END OF LOVE
So far, Clem Snide's greatest claims to fame have been a song used for the theme on the NBC show Ed ("Moment in the Sun"), and their underground quasi-hit, a deadpan cover of Christina Aguilera's "Beautiful." But they are much more than ironic, winking indie boys. Their fifth long player, End of Love, may very well be their best and most realized project to date. Throughout their career, Clem Snide has straddled the barbed-wire fence that separates the quirky from the serious ala Weezer. It's a delicate balancing act, but one that chief songwriter Eef Barzelay easily masters. In fact, it's Barzelay's quirkiness that revels in the absolute absurdity of life and love in a universal shorthand that the Bright Eyes of the world can only dream of. He is the reigning king of the tragicomic one-liner, a post that's been vacant ever since Pavement broke up. "Made for TV Movie" examines the falsehood of the American dream exemplified by I Love Lucy: "Well I heard he used to beat her/just like a conga drum." There are times where Clem Snide come dangerously close to being twee, but they are too real, too dark and too clever to ever be merely precious. The lounge inspired "Something Beautiful" disarms with an odd, almost Motown/disco throwaway chorus of "You make me wanna...," but married to Barzeley's thoughts on destructive, obsessive love it takes on a more sinister meaning: "You make me wanna...Break.../something beautiful." Barzelay, producing here for the first time, has a deft touch and natural awareness for how to balance the delicate music with his jarring lyrics. He also knows enough to enlist the aid of solid engineers like Mark Nevers (Lambchop, Calexico) and Bryce Goggin (Pavement, the Ramones) to capture the sound of his disenchantment. Perhaps now Clem Snide can finally shake off the lazy alt-country moniker that has for so long been incorrectly attached to them. Jazzy-country-folkie-indie rock? Whatever the label, it doesn't quite fit, which more often than not is the sign of a unique artist — and that's definitely Barzelay and Co.
Track to burn: "Something Beautiful"
-Tara E. Flanagan
BROTHER MOSES SMOTE THE WATER
This conglomeration of African-American gospel and Jewish traditional music may invoke a pause, but not for long — both traditions have long suffered bondage and fights for civil rights after hard-won freedom. Recorded live in Berlin in the summer of 2004, Brother Moses Smote the Water is more a confluence (rather than fusion) of two long-running musical traditions getting reacquainted, as if they've known each other for years. The Klezmatics' Klezmer music, together with spirituals sung in Hebrew, Yiddish and Aramaic, fits comfortably with the soaring gospel vocals of Joshua Nelson and Kathryn Farmer in an affirmation of spiritual brotherhood between two cultures.
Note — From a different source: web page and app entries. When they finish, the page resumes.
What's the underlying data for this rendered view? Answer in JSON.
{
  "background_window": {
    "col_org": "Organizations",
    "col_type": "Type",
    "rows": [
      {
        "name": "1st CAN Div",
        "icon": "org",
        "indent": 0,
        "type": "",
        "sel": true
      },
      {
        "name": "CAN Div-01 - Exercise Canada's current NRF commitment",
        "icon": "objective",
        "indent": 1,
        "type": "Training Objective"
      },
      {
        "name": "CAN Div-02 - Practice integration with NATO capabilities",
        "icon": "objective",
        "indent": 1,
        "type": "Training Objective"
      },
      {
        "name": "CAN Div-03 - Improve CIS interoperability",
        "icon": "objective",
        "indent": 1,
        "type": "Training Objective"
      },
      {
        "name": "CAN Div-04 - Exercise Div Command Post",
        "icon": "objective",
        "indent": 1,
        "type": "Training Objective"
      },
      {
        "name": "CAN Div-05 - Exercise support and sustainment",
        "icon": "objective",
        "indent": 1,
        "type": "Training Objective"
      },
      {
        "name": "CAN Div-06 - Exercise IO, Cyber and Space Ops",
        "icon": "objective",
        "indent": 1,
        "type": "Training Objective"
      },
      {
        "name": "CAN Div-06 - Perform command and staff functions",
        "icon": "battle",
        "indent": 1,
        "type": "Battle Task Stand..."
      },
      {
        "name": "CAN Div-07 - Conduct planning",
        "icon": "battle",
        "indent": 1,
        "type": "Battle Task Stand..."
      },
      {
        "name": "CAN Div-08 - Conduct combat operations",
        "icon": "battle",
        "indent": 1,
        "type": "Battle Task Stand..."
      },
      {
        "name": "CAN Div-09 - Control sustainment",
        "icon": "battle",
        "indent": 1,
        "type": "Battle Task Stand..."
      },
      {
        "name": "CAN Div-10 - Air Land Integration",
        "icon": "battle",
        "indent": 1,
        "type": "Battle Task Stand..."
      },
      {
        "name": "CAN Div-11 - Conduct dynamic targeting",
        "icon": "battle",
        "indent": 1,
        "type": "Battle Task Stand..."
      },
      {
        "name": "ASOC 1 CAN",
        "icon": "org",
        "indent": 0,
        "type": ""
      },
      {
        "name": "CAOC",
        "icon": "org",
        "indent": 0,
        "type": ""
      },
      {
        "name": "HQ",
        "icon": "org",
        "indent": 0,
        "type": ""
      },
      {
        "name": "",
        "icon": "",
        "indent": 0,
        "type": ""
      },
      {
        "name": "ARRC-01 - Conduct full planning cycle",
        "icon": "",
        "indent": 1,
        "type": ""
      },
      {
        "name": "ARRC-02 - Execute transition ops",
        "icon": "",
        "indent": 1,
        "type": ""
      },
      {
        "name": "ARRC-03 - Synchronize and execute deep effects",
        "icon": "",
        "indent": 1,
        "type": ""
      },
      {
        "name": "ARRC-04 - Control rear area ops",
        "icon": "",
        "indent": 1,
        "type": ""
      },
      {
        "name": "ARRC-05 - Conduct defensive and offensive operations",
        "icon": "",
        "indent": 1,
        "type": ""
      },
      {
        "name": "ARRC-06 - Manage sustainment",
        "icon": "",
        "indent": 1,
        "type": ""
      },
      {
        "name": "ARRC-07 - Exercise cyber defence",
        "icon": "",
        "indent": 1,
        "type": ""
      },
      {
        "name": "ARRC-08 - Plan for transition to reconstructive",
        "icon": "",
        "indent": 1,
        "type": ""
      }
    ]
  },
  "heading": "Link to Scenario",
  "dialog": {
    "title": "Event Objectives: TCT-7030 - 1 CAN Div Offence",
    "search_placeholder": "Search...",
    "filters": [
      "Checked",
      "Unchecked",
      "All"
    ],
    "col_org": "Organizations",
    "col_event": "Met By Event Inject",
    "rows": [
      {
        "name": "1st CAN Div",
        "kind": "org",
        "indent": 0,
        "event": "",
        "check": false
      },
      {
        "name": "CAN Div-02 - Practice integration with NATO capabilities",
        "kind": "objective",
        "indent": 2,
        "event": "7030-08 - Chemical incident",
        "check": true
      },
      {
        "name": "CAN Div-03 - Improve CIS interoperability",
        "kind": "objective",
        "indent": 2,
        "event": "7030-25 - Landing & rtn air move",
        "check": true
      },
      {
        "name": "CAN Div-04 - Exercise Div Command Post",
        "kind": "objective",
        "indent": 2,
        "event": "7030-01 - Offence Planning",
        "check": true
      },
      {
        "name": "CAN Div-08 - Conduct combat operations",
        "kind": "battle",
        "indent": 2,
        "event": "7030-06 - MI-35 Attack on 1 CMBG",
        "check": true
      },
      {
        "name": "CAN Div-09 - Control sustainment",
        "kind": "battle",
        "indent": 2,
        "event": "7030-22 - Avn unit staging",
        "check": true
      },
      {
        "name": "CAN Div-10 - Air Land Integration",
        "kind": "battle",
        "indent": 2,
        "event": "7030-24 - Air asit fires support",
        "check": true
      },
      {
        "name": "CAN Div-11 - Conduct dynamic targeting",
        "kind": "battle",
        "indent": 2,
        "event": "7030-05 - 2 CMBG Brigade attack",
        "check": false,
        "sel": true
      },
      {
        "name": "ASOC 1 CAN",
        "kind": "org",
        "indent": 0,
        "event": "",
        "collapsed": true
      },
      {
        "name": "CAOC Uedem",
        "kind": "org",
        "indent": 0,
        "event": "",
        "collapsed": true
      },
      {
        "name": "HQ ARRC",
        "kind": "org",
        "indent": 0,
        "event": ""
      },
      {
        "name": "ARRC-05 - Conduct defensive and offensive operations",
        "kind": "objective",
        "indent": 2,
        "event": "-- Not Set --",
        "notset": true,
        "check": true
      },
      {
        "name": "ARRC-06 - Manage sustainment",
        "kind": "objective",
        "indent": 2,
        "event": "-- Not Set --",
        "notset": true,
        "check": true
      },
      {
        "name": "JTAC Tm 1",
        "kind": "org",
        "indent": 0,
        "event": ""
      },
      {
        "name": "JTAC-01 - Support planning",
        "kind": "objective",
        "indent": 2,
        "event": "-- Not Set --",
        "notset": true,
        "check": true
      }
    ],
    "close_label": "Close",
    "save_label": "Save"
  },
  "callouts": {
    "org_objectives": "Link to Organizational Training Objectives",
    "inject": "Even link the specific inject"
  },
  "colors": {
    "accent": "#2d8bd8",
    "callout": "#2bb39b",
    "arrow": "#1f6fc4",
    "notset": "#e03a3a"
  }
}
The vocal-led tunes like "Shnirele, Perele" and the poignant acapella version of the title track are most effective, while "Walk in Jerusalem" is a jazz-gospel tune, and "Go Down Moses" and "Didn't It Rain" are straight gospel takes. All are traditional songs arranged by the Klezmatics and include an interpretation of Sam Cooke's "Oh Mary Don't You Weep." This is the Klezmatics' first live recording, and it's more of a spiritual, meditative exercise than a concert of perky Klezmer. The result is an unlikely church/synagogue gathering where the musical boundaries intertwine and transform into someplace better.
Track to burn: "Shnirele, Perele"
When considering an album by guitarist Jeff Parker, it's tempting to get caught up in his credentials as a leader in the vibrant Chicago music scene, or the great variety of musical styles he plays, or his technique as an instrumentalist. To his credit, Parker has a way of making the listener forget all that.
The Relatives is a good example. Though it's certainly a jazz album, it seems unconcerned with genre. Divergent stylistic elements are clearly heard but don't stand out. Parker's playing rarely stands out, either, but somehow grabs the listener's attention. The music, without being showy, does exactly the same.
Instead of extended jams and solos, Parker focuses on songs, none more than seven minutes long (and half written by band mates). The music is thoughtful and intense, but the swinging rhythms and the bright tones of the electric piano and guitar often give the songs a joyful quality, like the Motown or soul-jazz sounds of the 60s.
With The Relatives, Parker should please current fans, whether they know him from Tortoise or New Horizons Ensemble. Such an interesting, accessible and fun record should gain him some new fans as well.
Track to burn: "Mannerisms"